— Description of the task —
Could you copy every line of the data that contains the word "title"?

— Entries taken from a collection —
_____

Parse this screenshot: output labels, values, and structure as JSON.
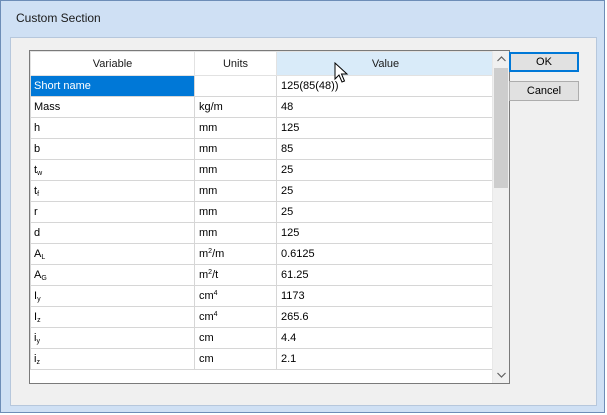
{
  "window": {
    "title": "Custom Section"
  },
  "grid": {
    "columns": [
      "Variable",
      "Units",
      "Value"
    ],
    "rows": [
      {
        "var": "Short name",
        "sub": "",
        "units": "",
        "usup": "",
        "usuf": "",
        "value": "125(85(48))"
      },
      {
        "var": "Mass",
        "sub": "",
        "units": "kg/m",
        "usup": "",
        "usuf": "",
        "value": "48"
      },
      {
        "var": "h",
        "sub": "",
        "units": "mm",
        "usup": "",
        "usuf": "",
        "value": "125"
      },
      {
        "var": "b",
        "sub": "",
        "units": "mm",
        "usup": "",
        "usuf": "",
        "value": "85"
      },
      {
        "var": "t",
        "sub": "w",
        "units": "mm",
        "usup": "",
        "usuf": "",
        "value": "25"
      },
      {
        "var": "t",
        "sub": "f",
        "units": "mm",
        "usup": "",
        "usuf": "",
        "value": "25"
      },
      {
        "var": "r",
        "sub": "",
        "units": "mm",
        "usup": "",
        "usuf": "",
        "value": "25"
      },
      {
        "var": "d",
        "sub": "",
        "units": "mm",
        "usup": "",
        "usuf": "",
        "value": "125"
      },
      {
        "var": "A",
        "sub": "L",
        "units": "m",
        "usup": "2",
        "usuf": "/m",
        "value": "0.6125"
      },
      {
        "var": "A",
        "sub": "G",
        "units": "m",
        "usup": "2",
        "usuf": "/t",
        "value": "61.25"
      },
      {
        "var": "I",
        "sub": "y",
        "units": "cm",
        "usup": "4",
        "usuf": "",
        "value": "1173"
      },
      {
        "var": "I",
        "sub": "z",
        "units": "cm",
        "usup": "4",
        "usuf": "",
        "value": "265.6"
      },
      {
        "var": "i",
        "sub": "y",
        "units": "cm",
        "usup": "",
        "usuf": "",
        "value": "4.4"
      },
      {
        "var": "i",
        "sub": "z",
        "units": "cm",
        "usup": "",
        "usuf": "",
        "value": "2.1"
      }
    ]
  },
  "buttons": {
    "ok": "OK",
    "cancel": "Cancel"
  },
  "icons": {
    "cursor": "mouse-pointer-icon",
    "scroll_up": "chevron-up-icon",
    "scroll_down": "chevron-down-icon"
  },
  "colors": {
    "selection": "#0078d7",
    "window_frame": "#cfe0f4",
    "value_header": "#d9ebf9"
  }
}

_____

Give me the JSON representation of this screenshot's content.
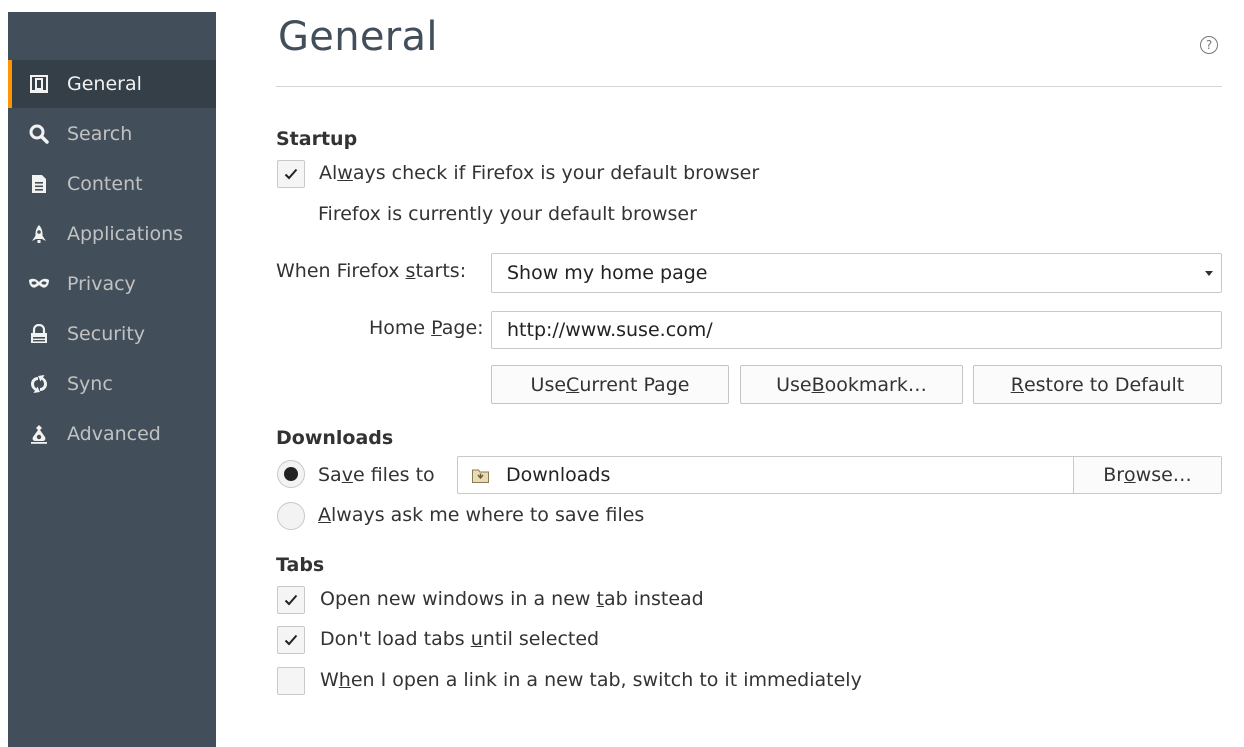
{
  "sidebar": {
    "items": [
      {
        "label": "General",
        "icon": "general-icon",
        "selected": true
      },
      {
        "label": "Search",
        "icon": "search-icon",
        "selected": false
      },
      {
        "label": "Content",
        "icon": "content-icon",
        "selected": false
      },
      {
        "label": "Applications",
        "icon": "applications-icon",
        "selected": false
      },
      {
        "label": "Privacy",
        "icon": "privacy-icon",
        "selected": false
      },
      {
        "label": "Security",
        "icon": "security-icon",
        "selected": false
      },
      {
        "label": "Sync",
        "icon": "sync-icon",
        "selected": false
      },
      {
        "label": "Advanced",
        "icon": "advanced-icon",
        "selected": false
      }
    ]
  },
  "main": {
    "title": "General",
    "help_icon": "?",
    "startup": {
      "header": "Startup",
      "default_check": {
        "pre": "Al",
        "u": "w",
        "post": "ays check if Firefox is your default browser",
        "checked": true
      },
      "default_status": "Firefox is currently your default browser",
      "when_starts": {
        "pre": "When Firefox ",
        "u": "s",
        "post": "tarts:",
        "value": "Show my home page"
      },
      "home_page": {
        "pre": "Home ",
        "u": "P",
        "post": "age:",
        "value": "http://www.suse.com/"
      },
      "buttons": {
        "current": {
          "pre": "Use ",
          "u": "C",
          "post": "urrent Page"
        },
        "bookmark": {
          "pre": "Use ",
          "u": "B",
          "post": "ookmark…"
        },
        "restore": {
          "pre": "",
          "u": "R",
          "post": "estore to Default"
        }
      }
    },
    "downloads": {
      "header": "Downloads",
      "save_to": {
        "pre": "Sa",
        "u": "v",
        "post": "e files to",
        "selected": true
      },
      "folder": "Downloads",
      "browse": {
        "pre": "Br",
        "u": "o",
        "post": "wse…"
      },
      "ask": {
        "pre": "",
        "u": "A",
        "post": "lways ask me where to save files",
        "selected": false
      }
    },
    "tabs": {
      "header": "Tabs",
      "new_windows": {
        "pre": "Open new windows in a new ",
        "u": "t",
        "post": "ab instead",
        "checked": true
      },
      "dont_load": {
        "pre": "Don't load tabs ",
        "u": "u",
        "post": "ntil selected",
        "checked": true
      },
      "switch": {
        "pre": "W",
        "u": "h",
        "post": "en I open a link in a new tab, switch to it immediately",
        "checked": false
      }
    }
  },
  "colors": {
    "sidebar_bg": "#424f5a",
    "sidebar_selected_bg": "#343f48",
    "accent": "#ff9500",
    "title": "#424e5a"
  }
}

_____

— Your solution —
    "title": "Custom Section"
    "title": "General",
    "title": "#424e5a"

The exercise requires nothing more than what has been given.